Removing the invalid icon from Control Panel
Determining the corresponding .CPL file name
To determine the corresponding .CPL file for an invalid or non-functioning Control Panel item, use these steps:
- Click Start, Control Panel
- Right-click the invalid icon and choose Create Shortcut
- Click Yes when you see the following dialog:
Windows cannot create a shortcut here.
Do you want the shortcut to be placed on the desktop instead?
- In the Desktop, right-click the newly created shortcut and choose Properties
- Click the Change Icon button. You'll then see the actual CPL file name in the resulting dialog.
- Using the CPL file name, you should be able to trace the respective application.
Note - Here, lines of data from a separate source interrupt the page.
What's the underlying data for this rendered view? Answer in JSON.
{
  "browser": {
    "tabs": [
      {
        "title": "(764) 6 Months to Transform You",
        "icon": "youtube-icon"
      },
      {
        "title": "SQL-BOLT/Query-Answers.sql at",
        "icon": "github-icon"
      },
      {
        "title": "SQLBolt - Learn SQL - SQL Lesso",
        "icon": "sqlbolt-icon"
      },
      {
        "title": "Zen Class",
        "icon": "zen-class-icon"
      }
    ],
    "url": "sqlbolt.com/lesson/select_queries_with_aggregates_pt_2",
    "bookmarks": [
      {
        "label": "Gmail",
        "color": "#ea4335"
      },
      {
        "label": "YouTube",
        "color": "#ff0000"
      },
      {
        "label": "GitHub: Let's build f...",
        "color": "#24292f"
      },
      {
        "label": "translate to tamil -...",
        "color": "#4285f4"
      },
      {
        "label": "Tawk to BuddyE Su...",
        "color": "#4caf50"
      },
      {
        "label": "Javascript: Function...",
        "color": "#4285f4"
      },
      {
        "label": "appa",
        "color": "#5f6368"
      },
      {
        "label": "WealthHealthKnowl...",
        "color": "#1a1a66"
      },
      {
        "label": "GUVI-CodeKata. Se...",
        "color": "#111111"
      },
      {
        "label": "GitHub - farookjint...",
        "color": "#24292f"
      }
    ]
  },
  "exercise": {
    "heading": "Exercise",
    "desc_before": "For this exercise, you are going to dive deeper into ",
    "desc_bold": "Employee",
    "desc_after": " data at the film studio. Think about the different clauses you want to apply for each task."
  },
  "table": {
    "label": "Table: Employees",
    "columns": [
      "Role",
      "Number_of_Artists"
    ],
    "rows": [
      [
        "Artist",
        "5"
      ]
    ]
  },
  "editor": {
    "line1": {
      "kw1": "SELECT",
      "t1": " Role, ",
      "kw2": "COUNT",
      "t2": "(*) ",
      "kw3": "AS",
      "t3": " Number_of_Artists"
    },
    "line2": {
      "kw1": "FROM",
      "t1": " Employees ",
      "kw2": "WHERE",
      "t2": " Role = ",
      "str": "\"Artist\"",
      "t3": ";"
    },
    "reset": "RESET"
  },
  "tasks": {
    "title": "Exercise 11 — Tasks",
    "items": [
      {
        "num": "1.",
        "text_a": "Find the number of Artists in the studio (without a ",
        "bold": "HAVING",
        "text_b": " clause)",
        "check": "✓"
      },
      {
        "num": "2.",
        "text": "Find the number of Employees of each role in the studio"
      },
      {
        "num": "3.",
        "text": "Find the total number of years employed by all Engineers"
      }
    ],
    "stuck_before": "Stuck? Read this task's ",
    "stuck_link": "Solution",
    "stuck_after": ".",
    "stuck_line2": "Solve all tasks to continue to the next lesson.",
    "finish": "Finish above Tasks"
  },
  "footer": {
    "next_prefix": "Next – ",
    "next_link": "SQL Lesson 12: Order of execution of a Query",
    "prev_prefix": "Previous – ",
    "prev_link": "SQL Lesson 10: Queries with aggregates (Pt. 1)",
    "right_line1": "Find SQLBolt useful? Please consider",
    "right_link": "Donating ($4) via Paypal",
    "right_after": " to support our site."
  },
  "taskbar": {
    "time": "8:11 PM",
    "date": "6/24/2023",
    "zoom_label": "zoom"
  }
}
If that application has already been uninstalled, then you may simply delete the .CPL file as you no longer require that.
(Thanks to Mike Williams for the above tip.)
If the Change Icon button does not show the file name, use the following method:
- Click Start, Run and type notepad.exe
- From the File menu in Notepad, choose Open...
- In the Files of type: drop-down, select All Files
- Select the shortcut that was created earlier, and click Open.
- Determine the .cpl file name using the Find option in Notepad.
If there are no reference to a .cpl, then the invalid icon is most likely a namespace entry implemented in the registry. In that case, use the following method to manage Control Panel namespace items.
Namespace items in the Control Panel
Download ShellObjectEditor from tropictech.de and run the program. Switch to Expert Mode to view all the Namespace objects. Spot the offending entry (by Location) that you want to remove. Select the corresponding entry and then Delete or Hide it.
The object would be present under one of the following registry keys:
HKEY_CURRENT_USER \ Software \ Microsoft \ Windows \ CurrentVersion \ Explorer \ ControlPanel \ NameSpace
HKEY_LOCAL_MACHINE \ Software \ Microsoft \ Windows \ CurrentVersion \ Explorer \ ControlPanel \ NameSpace
When you open Control Panel, it gathers the list of namespace items, .CPL files present in Windows\System32 folder and other locations as registered in the Windows registry (registry locations given below). Control Panel Item Registration information is stored in these two registry keys:
HKEY_LOCAL_MACHINE \ SOFTWARE \ Microsoft \ Windows \ CurrentVersion \ Control Panel \ Cpls
HKEY_CURRENT_USER \ SOFTWARE \ Microsoft \ Windows \ CurrentVersion \ Control Panel \ Cpls